My new 3 year old hates swim lessons, he is fine in the pool with us, his family, if his feet are touching the bottom. But after two mornings of 30 min lessons he now refuses to get in the water. Any tips…? I let him hold his favorite swim toy, and he gets his fav candy at the end of each lesson if he stays in the water. (I have also tried to drop off and leave and also drop off and stay).
It could be that he realizes he isn’t on the ground and is dealing with some gravitational insecurity which is developmental (although I’m not sure when it occurs). My guy has started doing the same thing in the pool with me although if I’m holding him he tends to be ok. I would try getting him used to being in with someone holding him securely and then easing him into it. I’d love to hear other suggestion from people though!
Hi @Laura1! I am actually lifeguarding this summer and have worked with several children who are nervous about the water.
A few suggestions:
You can get in the water with him. He obviously trusts you and if you are there, it might help him if you initially get in and the instructor tells you what to do and you are the one who guides your child for a bit to help him adjust.
Sometimes we have to backtrack to make progress. Start with just toes in the water. Maybe then sitting on a step and then standing on the step with the water waist high. If a child doesn’t feel safe, it’s very hard to make any progress, so slowing down and going back to the basics can be very helpful.
You or the instructor can hold him very securely in the pool, then once he is calm, adjust slowly like asking him to let go of you to touch the wall with one hand. Then with two hands….slowly slowly allowing him to feel that you or the instructor are keeping him safe but encouraging him to move more freely in the water.

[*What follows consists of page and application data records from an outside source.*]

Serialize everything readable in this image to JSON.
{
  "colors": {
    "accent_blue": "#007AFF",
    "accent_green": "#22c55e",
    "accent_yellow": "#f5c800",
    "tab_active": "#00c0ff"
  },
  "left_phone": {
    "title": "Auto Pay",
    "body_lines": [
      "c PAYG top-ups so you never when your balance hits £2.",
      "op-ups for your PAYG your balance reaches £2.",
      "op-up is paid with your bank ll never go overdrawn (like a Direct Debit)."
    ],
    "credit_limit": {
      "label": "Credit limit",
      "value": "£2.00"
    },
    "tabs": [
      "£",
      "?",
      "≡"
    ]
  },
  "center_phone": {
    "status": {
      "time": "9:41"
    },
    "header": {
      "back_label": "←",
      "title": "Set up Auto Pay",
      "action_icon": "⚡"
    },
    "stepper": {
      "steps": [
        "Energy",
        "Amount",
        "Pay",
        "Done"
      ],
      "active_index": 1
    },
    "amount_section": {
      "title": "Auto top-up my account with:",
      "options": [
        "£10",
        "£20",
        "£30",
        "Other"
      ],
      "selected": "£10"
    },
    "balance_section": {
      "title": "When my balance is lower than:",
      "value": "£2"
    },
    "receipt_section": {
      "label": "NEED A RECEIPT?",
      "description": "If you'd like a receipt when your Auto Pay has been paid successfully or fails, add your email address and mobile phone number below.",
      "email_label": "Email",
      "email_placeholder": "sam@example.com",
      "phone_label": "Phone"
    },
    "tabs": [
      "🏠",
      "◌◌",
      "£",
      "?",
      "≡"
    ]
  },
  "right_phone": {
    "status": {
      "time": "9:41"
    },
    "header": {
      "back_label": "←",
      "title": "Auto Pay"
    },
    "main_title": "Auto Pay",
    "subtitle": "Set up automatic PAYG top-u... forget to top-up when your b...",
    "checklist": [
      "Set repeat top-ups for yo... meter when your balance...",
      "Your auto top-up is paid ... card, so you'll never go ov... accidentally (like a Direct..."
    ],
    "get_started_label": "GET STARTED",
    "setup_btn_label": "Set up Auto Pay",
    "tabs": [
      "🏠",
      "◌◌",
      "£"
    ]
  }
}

If he’s in the water and uncomfortable, try counting to 5 or 10 then going back to the wall, or singing a song like “twinkle twinkle little star” then going back to the wall. Praise him that he accomplished that length of time. It can help children knowing that there’s a finite time that they will feel the discomfort.
Hope this is a bit helpful! Keep us posted on his progress.